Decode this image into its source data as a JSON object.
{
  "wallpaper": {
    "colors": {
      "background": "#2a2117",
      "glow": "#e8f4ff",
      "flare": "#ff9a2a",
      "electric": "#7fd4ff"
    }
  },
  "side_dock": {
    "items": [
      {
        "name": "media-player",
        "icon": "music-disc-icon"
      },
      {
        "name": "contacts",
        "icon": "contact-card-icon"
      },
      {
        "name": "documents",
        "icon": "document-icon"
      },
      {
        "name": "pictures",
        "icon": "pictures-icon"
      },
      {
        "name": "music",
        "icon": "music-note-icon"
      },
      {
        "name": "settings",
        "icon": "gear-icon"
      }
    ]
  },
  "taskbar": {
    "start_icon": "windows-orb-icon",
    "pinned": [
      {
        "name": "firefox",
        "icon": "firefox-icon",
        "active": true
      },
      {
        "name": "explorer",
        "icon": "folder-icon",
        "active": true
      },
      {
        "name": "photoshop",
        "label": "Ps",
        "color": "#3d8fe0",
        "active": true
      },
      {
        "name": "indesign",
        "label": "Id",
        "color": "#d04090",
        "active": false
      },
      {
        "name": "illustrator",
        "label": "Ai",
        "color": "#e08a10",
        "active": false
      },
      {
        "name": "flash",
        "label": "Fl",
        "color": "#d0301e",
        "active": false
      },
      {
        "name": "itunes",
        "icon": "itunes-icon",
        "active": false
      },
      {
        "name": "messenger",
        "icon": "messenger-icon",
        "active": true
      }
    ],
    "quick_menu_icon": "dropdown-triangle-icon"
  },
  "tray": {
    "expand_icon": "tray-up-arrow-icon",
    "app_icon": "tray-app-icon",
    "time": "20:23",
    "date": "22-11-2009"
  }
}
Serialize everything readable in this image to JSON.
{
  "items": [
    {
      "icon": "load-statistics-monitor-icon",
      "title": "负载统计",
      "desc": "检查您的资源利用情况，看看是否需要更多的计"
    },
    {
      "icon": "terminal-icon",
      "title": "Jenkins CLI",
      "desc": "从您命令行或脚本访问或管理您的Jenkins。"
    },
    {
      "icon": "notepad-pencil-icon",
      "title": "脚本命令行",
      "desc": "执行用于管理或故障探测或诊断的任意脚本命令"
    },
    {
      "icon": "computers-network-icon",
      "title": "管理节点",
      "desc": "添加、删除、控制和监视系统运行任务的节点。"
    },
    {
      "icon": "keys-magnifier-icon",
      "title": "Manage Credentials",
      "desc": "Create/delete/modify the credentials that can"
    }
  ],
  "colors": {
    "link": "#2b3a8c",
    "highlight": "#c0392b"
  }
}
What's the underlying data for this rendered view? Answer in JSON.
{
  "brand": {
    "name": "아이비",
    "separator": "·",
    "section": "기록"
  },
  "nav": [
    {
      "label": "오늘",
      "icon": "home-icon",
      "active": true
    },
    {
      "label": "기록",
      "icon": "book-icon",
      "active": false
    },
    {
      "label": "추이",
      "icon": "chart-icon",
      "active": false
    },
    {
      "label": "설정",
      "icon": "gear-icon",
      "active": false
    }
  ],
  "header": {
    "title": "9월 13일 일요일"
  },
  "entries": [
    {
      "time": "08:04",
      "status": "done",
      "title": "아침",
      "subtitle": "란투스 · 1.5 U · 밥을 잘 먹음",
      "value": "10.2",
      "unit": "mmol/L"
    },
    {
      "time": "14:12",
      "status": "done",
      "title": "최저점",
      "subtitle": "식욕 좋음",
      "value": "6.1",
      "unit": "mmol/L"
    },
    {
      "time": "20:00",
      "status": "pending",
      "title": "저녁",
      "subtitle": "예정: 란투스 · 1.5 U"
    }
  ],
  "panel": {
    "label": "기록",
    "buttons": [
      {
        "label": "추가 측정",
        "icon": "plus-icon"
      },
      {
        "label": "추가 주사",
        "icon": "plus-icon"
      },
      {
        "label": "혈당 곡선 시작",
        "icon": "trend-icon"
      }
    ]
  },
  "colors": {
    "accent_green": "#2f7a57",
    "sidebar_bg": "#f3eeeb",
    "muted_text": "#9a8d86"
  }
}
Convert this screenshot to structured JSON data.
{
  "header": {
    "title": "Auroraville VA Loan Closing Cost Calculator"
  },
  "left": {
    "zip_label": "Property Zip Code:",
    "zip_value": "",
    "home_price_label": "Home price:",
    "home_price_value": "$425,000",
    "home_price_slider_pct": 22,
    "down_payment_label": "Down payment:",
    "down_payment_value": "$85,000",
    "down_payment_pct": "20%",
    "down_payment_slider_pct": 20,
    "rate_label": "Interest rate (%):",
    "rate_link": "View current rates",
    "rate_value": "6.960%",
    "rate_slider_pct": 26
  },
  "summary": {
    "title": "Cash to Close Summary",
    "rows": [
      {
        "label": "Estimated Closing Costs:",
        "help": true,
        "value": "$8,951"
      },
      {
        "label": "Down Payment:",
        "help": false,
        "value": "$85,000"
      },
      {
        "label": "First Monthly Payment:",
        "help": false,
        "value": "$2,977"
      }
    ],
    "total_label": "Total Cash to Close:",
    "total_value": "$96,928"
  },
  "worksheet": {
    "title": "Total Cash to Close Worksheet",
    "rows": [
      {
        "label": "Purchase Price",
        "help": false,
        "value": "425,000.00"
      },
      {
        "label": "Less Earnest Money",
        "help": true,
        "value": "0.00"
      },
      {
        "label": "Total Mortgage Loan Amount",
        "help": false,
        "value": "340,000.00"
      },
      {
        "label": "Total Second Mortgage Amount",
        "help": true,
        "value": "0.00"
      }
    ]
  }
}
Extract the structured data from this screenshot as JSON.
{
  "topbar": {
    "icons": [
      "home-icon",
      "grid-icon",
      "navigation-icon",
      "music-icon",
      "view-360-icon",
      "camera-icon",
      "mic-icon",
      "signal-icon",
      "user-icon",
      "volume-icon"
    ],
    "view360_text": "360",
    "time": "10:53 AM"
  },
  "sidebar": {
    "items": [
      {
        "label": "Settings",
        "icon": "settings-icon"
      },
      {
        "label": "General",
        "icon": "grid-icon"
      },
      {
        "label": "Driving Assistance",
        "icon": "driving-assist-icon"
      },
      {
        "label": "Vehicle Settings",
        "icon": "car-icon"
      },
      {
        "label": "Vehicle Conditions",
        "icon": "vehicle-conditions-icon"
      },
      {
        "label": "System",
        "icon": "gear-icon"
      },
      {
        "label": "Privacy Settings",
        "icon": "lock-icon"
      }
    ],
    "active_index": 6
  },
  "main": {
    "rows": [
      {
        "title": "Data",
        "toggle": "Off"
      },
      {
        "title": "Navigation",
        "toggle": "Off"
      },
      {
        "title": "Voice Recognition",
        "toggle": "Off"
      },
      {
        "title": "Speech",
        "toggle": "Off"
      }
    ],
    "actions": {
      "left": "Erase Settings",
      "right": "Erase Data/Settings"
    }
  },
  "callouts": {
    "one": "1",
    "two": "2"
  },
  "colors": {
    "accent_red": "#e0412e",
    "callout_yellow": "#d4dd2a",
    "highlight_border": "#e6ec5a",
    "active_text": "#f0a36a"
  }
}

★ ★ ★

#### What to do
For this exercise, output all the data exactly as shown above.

#### Task answer
Decode this image into its source data as a JSON object.
{
  "wallpaper": {
    "colors": {
      "background": "#2a2117",
      "glow": "#e8f4ff",
      "flare": "#ff9a2a",
      "electric": "#7fd4ff"
    }
  },
  "side_dock": {
    "items": [
      {
        "name": "media-player",
        "icon": "music-disc-icon"
      },
      {
        "name": "contacts",
        "icon": "contact-card-icon"
      },
      {
        "name": "documents",
        "icon": "document-icon"
      },
      {
        "name": "pictures",
        "icon": "pictures-icon"
      },
      {
        "name": "music",
        "icon": "music-note-icon"
      },
      {
        "name": "settings",
        "icon": "gear-icon"
      }
    ]
  },
  "taskbar": {
    "start_icon": "windows-orb-icon",
    "pinned": [
      {
        "name": "firefox",
        "icon": "firefox-icon",
        "active": true
      },
      {
        "name": "explorer",
        "icon": "folder-icon",
        "active": true
      },
      {
        "name": "photoshop",
        "label": "Ps",
        "color": "#3d8fe0",
        "active": true
      },
      {
        "name": "indesign",
        "label": "Id",
        "color": "#d04090",
        "active": false
      },
      {
        "name": "illustrator",
        "label": "Ai",
        "color": "#e08a10",
        "active": false
      },
      {
        "name": "flash",
        "label": "Fl",
        "color": "#d0301e",
        "active": false
      },
      {
        "name": "itunes",
        "icon": "itunes-icon",
        "active": false
      },
      {
        "name": "messenger",
        "icon": "messenger-icon",
        "active": true
      }
    ],
    "quick_menu_icon": "dropdown-triangle-icon"
  },
  "tray": {
    "expand_icon": "tray-up-arrow-icon",
    "app_icon": "tray-app-icon",
    "time": "20:23",
    "date": "22-11-2009"
  }
}
Serialize everything readable in this image to JSON.
{
  "items": [
    {
      "icon": "load-statistics-monitor-icon",
      "title": "负载统计",
      "desc": "检查您的资源利用情况，看看是否需要更多的计"
    },
    {
      "icon": "terminal-icon",
      "title": "Jenkins CLI",
      "desc": "从您命令行或脚本访问或管理您的Jenkins。"
    },
    {
      "icon": "notepad-pencil-icon",
      "title": "脚本命令行",
      "desc": "执行用于管理或故障探测或诊断的任意脚本命令"
    },
    {
      "icon": "computers-network-icon",
      "title": "管理节点",
      "desc": "添加、删除、控制和监视系统运行任务的节点。"
    },
    {
      "icon": "keys-magnifier-icon",
      "title": "Manage Credentials",
      "desc": "Create/delete/modify the credentials that can"
    }
  ],
  "colors": {
    "link": "#2b3a8c",
    "highlight": "#c0392b"
  }
}
What's the underlying data for this rendered view? Answer in JSON.
{
  "brand": {
    "name": "아이비",
    "separator": "·",
    "section": "기록"
  },
  "nav": [
    {
      "label": "오늘",
      "icon": "home-icon",
      "active": true
    },
    {
      "label": "기록",
      "icon": "book-icon",
      "active": false
    },
    {
      "label": "추이",
      "icon": "chart-icon",
      "active": false
    },
    {
      "label": "설정",
      "icon": "gear-icon",
      "active": false
    }
  ],
  "header": {
    "title": "9월 13일 일요일"
  },
  "entries": [
    {
      "time": "08:04",
      "status": "done",
      "title": "아침",
      "subtitle": "란투스 · 1.5 U · 밥을 잘 먹음",
      "value": "10.2",
      "unit": "mmol/L"
    },
    {
      "time": "14:12",
      "status": "done",
      "title": "최저점",
      "subtitle": "식욕 좋음",
      "value": "6.1",
      "unit": "mmol/L"
    },
    {
      "time": "20:00",
      "status": "pending",
      "title": "저녁",
      "subtitle": "예정: 란투스 · 1.5 U"
    }
  ],
  "panel": {
    "label": "기록",
    "buttons": [
      {
        "label": "추가 측정",
        "icon": "plus-icon"
      },
      {
        "label": "추가 주사",
        "icon": "plus-icon"
      },
      {
        "label": "혈당 곡선 시작",
        "icon": "trend-icon"
      }
    ]
  },
  "colors": {
    "accent_green": "#2f7a57",
    "sidebar_bg": "#f3eeeb",
    "muted_text": "#9a8d86"
  }
}
Convert this screenshot to structured JSON data.
{
  "header": {
    "title": "Auroraville VA Loan Closing Cost Calculator"
  },
  "left": {
    "zip_label": "Property Zip Code:",
    "zip_value": "",
    "home_price_label": "Home price:",
    "home_price_value": "$425,000",
    "home_price_slider_pct": 22,
    "down_payment_label": "Down payment:",
    "down_payment_value": "$85,000",
    "down_payment_pct": "20%",
    "down_payment_slider_pct": 20,
    "rate_label": "Interest rate (%):",
    "rate_link": "View current rates",
    "rate_value": "6.960%",
    "rate_slider_pct": 26
  },
  "summary": {
    "title": "Cash to Close Summary",
    "rows": [
      {
        "label": "Estimated Closing Costs:",
        "help": true,
        "value": "$8,951"
      },
      {
        "label": "Down Payment:",
        "help": false,
        "value": "$85,000"
      },
      {
        "label": "First Monthly Payment:",
        "help": false,
        "value": "$2,977"
      }
    ],
    "total_label": "Total Cash to Close:",
    "total_value": "$96,928"
  },
  "worksheet": {
    "title": "Total Cash to Close Worksheet",
    "rows": [
      {
        "label": "Purchase Price",
        "help": false,
        "value": "425,000.00"
      },
      {
        "label": "Less Earnest Money",
        "help": true,
        "value": "0.00"
      },
      {
        "label": "Total Mortgage Loan Amount",
        "help": false,
        "value": "340,000.00"
      },
      {
        "label": "Total Second Mortgage Amount",
        "help": true,
        "value": "0.00"
      }
    ]
  }
}
Extract the structured data from this screenshot as JSON.
{
  "topbar": {
    "icons": [
      "home-icon",
      "grid-icon",
      "navigation-icon",
      "music-icon",
      "view-360-icon",
      "camera-icon",
      "mic-icon",
      "signal-icon",
      "user-icon",
      "volume-icon"
    ],
    "view360_text": "360",
    "time": "10:53 AM"
  },
  "sidebar": {
    "items": [
      {
        "label": "Settings",
        "icon": "settings-icon"
      },
      {
        "label": "General",
        "icon": "grid-icon"
      },
      {
        "label": "Driving Assistance",
        "icon": "driving-assist-icon"
      },
      {
        "label": "Vehicle Settings",
        "icon": "car-icon"
      },
      {
        "label": "Vehicle Conditions",
        "icon": "vehicle-conditions-icon"
      },
      {
        "label": "System",
        "icon": "gear-icon"
      },
      {
        "label": "Privacy Settings",
        "icon": "lock-icon"
      }
    ],
    "active_index": 6
  },
  "main": {
    "rows": [
      {
        "title": "Data",
        "toggle": "Off"
      },
      {
        "title": "Navigation",
        "toggle": "Off"
      },
      {
        "title": "Voice Recognition",
        "toggle": "Off"
      },
      {
        "title": "Speech",
        "toggle": "Off"
      }
    ],
    "actions": {
      "left": "Erase Settings",
      "right": "Erase Data/Settings"
    }
  },
  "callouts": {
    "one": "1",
    "two": "2"
  },
  "colors": {
    "accent_red": "#e0412e",
    "callout_yellow": "#d4dd2a",
    "highlight_border": "#e6ec5a",
    "active_text": "#f0a36a"
  }
}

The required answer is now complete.